- Go for Quality: Research quality editors, designers and printers. Your book represents your brand. Get it right.
- Update Your Book: If you use publishing on demand technology, you can update your book regularly--when a reader reports typos or innovations occur in your field, for instance.
Trend 5: Amazonation: Whatever your sentiments about Amazon, readers buy more books there than anywhere else.
- Be keyword-rich: What keywords do your target audience enter when searching Amazon? Use these keywords when listing your book on Amazon. Make sure your publisher is Amazon-savvy.
- Get a foreword from a bestselling author in your field: When readers search for this author, your book will show up in their search.
- Find a publisher that Amazon doesn't punish with availability delays: Amazon rewards authors who self publish with CreateSpace. For other publishers, Amazon may list their book as temporarily out of stock, or delay shipping. Research availability for titles under the publishers you are considering.
- Become a bestseller: I don't like suggesting you play games. However, many authors benefit from becoming the bestseller of the hour in a particular niche on Amazon. A number of online marketers offer to help you do this. Get references and be wary if the marketer promises that bestselling authors will promote your book. It's possible, but many authors have been burned when their "partners" do not fulfill. The best partners are people you know, like and trust, people you've helped--and who care about you.
Trend 6: A Crowded Market. With so many books, authors, blogs, tweets, posts and updates, how can you get discovered and shared by your potential readers?
- Start today: Developing community takes time. The sooner you start, the easier it will be to gain a loyal following that translates into book sales.
- Go big: Many of my clients have started blogging for their own blog and later pitched to national news sources and blogs like the Huffington Post, Psychology Today and the Financial Times. Some pitch themselves and others hire a publicist.
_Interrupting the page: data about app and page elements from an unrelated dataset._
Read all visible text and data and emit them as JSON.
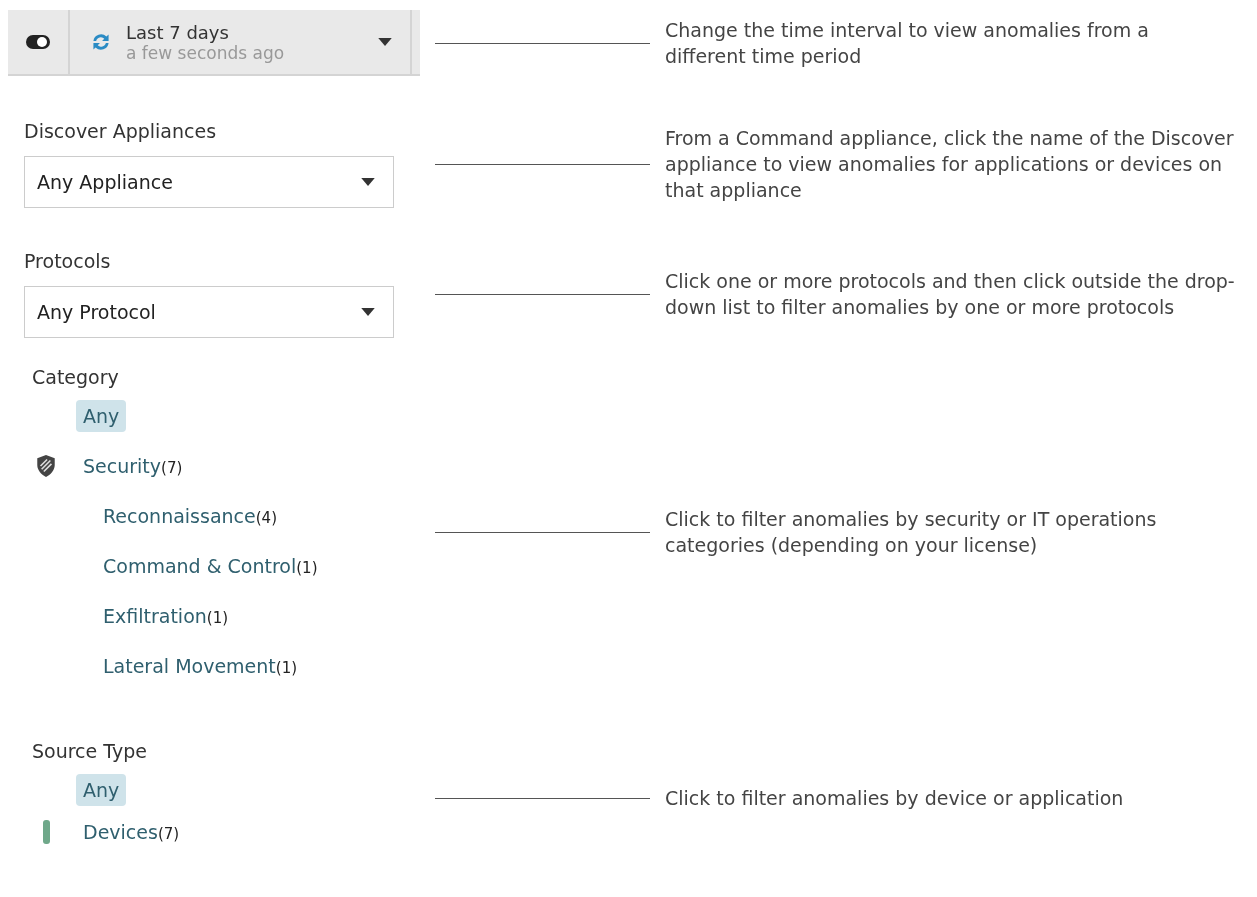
{
  "time_selector": {
    "toggle_on": true,
    "label": "Last 7 days",
    "updated": "a few seconds ago",
    "note": "Change the time interval to view anomalies from a different time period"
  },
  "appliances": {
    "label": "Discover Appliances",
    "value": "Any Appliance",
    "note": "From a Command appliance, click the name of the Discover appliance to view anomalies for applications or devices on that appliance"
  },
  "protocols": {
    "label": "Protocols",
    "value": "Any Protocol",
    "note": "Click one or more protocols and then click outside the drop-down list to filter anomalies by one or more protocols"
  },
  "category": {
    "label": "Category",
    "note": "Click to filter anomalies by security or IT operations categories (depending on your license)",
    "items": [
      {
        "label": "Any",
        "selected": true
      },
      {
        "label": "Security",
        "count": "(7)",
        "kind": "shield",
        "selected": false,
        "children": [
          {
            "label": "Reconnaissance",
            "count": "(4)",
            "selected": false
          },
          {
            "label": "Command & Control",
            "count": "(1)",
            "selected": false
          },
          {
            "label": "Exfiltration",
            "count": "(1)",
            "selected": false
          },
          {
            "label": "Lateral Movement",
            "count": "(1)",
            "selected": false
          }
        ]
      }
    ]
  },
  "source_type": {
    "label": "Source Type",
    "note": "Click to filter anomalies by device or application",
    "items": [
      {
        "label": "Any",
        "selected": true
      },
      {
        "label": "Devices",
        "count": "(7)",
        "kind": "bar",
        "selected": false
      }
    ]
  }
}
This strategy has positioned many of them to get 5- and 6-figure book deals.
- Be yourself: Don't try to imitate someone else's writing voice. Discover your own authentic voice. It's fine to experiment with your voice at first. And your voice may vary a bit depending on your audience. Do read aloud to see if it truly sounds like you. You'll know in your gut.